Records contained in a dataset
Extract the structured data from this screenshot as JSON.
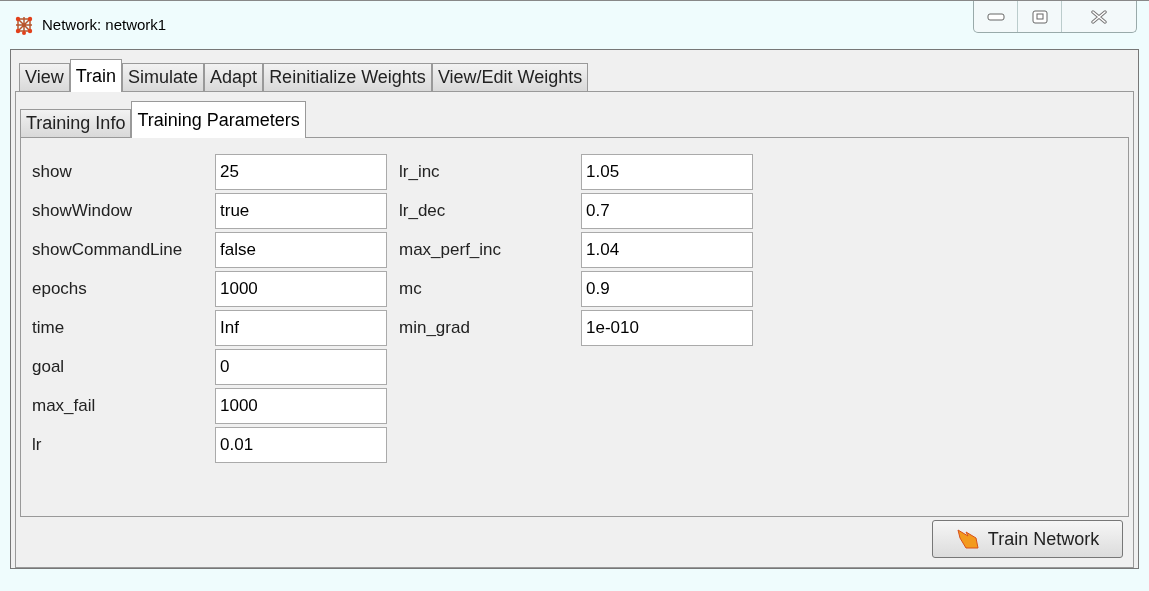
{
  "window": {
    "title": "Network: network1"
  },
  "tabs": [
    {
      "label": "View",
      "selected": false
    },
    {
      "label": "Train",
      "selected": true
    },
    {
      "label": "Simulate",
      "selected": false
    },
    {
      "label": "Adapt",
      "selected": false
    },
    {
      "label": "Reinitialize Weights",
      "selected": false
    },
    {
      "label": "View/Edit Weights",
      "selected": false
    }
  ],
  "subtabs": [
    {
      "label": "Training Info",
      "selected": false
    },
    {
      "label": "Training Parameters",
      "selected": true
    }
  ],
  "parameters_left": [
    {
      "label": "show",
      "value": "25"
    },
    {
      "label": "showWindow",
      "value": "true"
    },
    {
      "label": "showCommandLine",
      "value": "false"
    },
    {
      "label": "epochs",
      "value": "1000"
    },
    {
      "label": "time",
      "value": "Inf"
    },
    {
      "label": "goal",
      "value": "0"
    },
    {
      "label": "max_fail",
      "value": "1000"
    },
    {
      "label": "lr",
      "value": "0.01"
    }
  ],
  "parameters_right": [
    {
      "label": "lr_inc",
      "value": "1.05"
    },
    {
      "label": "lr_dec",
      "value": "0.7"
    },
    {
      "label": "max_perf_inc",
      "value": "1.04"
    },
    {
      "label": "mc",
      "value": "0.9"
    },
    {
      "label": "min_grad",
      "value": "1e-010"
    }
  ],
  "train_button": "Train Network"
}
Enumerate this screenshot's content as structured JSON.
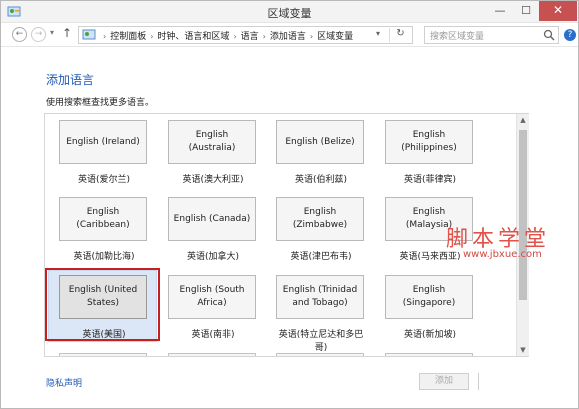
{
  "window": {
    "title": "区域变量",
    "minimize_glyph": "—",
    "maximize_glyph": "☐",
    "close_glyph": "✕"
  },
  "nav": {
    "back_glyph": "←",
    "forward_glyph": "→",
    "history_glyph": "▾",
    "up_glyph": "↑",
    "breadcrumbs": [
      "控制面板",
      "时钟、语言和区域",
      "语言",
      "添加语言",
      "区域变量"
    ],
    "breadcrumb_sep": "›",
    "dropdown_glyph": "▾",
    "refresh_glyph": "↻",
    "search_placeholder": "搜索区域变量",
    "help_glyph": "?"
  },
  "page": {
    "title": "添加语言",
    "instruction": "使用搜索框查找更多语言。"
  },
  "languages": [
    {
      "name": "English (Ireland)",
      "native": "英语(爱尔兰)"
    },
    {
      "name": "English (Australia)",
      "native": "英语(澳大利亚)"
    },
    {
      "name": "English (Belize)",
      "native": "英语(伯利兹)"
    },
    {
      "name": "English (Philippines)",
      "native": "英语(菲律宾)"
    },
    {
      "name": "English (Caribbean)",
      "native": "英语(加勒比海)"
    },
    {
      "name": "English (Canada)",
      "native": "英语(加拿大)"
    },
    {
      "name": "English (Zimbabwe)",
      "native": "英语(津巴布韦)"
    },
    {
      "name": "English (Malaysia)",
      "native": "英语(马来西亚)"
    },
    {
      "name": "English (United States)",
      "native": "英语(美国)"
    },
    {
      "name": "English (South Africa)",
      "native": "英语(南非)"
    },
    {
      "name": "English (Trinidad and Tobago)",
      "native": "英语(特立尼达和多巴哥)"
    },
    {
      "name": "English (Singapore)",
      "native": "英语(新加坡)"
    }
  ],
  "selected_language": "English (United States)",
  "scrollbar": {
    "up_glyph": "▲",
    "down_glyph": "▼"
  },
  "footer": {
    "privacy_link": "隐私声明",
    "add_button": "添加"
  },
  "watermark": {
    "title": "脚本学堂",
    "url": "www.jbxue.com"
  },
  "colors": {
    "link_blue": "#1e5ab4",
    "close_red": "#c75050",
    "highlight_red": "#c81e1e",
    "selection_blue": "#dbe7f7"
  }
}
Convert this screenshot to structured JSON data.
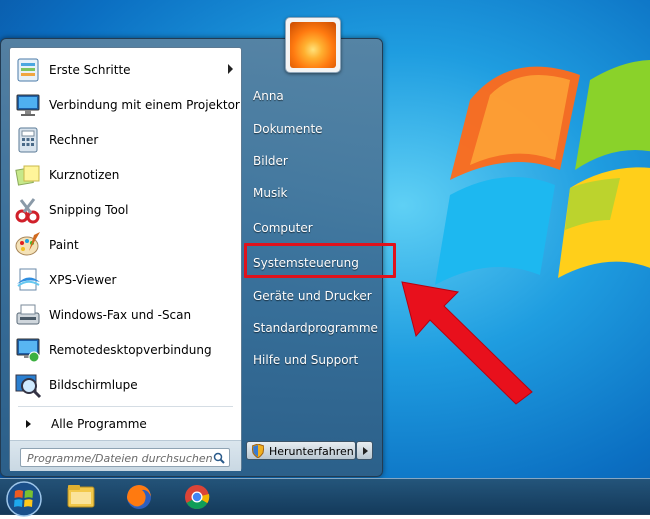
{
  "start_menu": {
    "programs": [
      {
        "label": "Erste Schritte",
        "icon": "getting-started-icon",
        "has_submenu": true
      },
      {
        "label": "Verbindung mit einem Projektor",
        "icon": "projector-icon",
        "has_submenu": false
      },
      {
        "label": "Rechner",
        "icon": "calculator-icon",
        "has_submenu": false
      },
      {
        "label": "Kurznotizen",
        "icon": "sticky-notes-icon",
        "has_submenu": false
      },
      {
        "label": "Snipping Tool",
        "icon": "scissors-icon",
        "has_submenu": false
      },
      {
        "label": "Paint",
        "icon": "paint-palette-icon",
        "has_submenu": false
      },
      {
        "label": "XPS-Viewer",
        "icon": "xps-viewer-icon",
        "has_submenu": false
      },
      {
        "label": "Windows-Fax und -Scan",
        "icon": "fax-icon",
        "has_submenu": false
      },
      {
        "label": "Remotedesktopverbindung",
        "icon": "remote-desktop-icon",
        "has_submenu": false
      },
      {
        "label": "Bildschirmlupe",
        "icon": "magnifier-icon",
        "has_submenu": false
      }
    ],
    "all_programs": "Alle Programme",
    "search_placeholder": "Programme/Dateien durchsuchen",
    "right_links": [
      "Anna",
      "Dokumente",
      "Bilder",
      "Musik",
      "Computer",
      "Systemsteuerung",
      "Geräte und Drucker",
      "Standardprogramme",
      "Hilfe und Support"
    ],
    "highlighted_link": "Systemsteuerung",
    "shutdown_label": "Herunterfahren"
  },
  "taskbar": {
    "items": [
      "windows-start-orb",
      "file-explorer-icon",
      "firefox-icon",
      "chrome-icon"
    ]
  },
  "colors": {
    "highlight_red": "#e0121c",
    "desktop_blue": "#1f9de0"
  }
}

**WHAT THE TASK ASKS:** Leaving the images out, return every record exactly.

**ANSWER SPACE:**
Extract the structured data from this screenshot as JSON.
{
  "window": {
    "title": "Network: network1"
  },
  "tabs": [
    {
      "label": "View",
      "selected": false
    },
    {
      "label": "Train",
      "selected": true
    },
    {
      "label": "Simulate",
      "selected": false
    },
    {
      "label": "Adapt",
      "selected": false
    },
    {
      "label": "Reinitialize Weights",
      "selected": false
    },
    {
      "label": "View/Edit Weights",
      "selected": false
    }
  ],
  "subtabs": [
    {
      "label": "Training Info",
      "selected": false
    },
    {
      "label": "Training Parameters",
      "selected": true
    }
  ],
  "parameters_left": [
    {
      "label": "show",
      "value": "25"
    },
    {
      "label": "showWindow",
      "value": "true"
    },
    {
      "label": "showCommandLine",
      "value": "false"
    },
    {
      "label": "epochs",
      "value": "1000"
    },
    {
      "label": "time",
      "value": "Inf"
    },
    {
      "label": "goal",
      "value": "0"
    },
    {
      "label": "max_fail",
      "value": "1000"
    },
    {
      "label": "lr",
      "value": "0.01"
    }
  ],
  "parameters_right": [
    {
      "label": "lr_inc",
      "value": "1.05"
    },
    {
      "label": "lr_dec",
      "value": "0.7"
    },
    {
      "label": "max_perf_inc",
      "value": "1.04"
    },
    {
      "label": "mc",
      "value": "0.9"
    },
    {
      "label": "min_grad",
      "value": "1e-010"
    }
  ],
  "train_button": "Train Network"
}
Enumerate this screenshot's content as structured JSON.
{
  "window": {
    "title": "区域变量",
    "minimize_glyph": "—",
    "maximize_glyph": "☐",
    "close_glyph": "✕"
  },
  "nav": {
    "back_glyph": "←",
    "forward_glyph": "→",
    "history_glyph": "▾",
    "up_glyph": "↑",
    "breadcrumbs": [
      "控制面板",
      "时钟、语言和区域",
      "语言",
      "添加语言",
      "区域变量"
    ],
    "breadcrumb_sep": "›",
    "dropdown_glyph": "▾",
    "refresh_glyph": "↻",
    "search_placeholder": "搜索区域变量",
    "help_glyph": "?"
  },
  "page": {
    "title": "添加语言",
    "instruction": "使用搜索框查找更多语言。"
  },
  "languages": [
    {
      "name": "English (Ireland)",
      "native": "英语(爱尔兰)"
    },
    {
      "name": "English (Australia)",
      "native": "英语(澳大利亚)"
    },
    {
      "name": "English (Belize)",
      "native": "英语(伯利兹)"
    },
    {
      "name": "English (Philippines)",
      "native": "英语(菲律宾)"
    },
    {
      "name": "English (Caribbean)",
      "native": "英语(加勒比海)"
    },
    {
      "name": "English (Canada)",
      "native": "英语(加拿大)"
    },
    {
      "name": "English (Zimbabwe)",
      "native": "英语(津巴布韦)"
    },
    {
      "name": "English (Malaysia)",
      "native": "英语(马来西亚)"
    },
    {
      "name": "English (United States)",
      "native": "英语(美国)"
    },
    {
      "name": "English (South Africa)",
      "native": "英语(南非)"
    },
    {
      "name": "English (Trinidad and Tobago)",
      "native": "英语(特立尼达和多巴哥)"
    },
    {
      "name": "English (Singapore)",
      "native": "英语(新加坡)"
    }
  ],
  "selected_language": "English (United States)",
  "scrollbar": {
    "up_glyph": "▲",
    "down_glyph": "▼"
  },
  "footer": {
    "privacy_link": "隐私声明",
    "add_button": "添加"
  },
  "watermark": {
    "title": "脚本学堂",
    "url": "www.jbxue.com"
  },
  "colors": {
    "link_blue": "#1e5ab4",
    "close_red": "#c75050",
    "highlight_red": "#c81e1e",
    "selection_blue": "#dbe7f7"
  }
}
Convert this screenshot to structured JSON data.
{
  "start_menu": {
    "programs": [
      {
        "label": "Erste Schritte",
        "icon": "getting-started-icon",
        "has_submenu": true
      },
      {
        "label": "Verbindung mit einem Projektor",
        "icon": "projector-icon",
        "has_submenu": false
      },
      {
        "label": "Rechner",
        "icon": "calculator-icon",
        "has_submenu": false
      },
      {
        "label": "Kurznotizen",
        "icon": "sticky-notes-icon",
        "has_submenu": false
      },
      {
        "label": "Snipping Tool",
        "icon": "scissors-icon",
        "has_submenu": false
      },
      {
        "label": "Paint",
        "icon": "paint-palette-icon",
        "has_submenu": false
      },
      {
        "label": "XPS-Viewer",
        "icon": "xps-viewer-icon",
        "has_submenu": false
      },
      {
        "label": "Windows-Fax und -Scan",
        "icon": "fax-icon",
        "has_submenu": false
      },
      {
        "label": "Remotedesktopverbindung",
        "icon": "remote-desktop-icon",
        "has_submenu": false
      },
      {
        "label": "Bildschirmlupe",
        "icon": "magnifier-icon",
        "has_submenu": false
      }
    ],
    "all_programs": "Alle Programme",
    "search_placeholder": "Programme/Dateien durchsuchen",
    "right_links": [
      "Anna",
      "Dokumente",
      "Bilder",
      "Musik",
      "Computer",
      "Systemsteuerung",
      "Geräte und Drucker",
      "Standardprogramme",
      "Hilfe und Support"
    ],
    "highlighted_link": "Systemsteuerung",
    "shutdown_label": "Herunterfahren"
  },
  "taskbar": {
    "items": [
      "windows-start-orb",
      "file-explorer-icon",
      "firefox-icon",
      "chrome-icon"
    ]
  },
  "colors": {
    "highlight_red": "#e0121c",
    "desktop_blue": "#1f9de0"
  }
}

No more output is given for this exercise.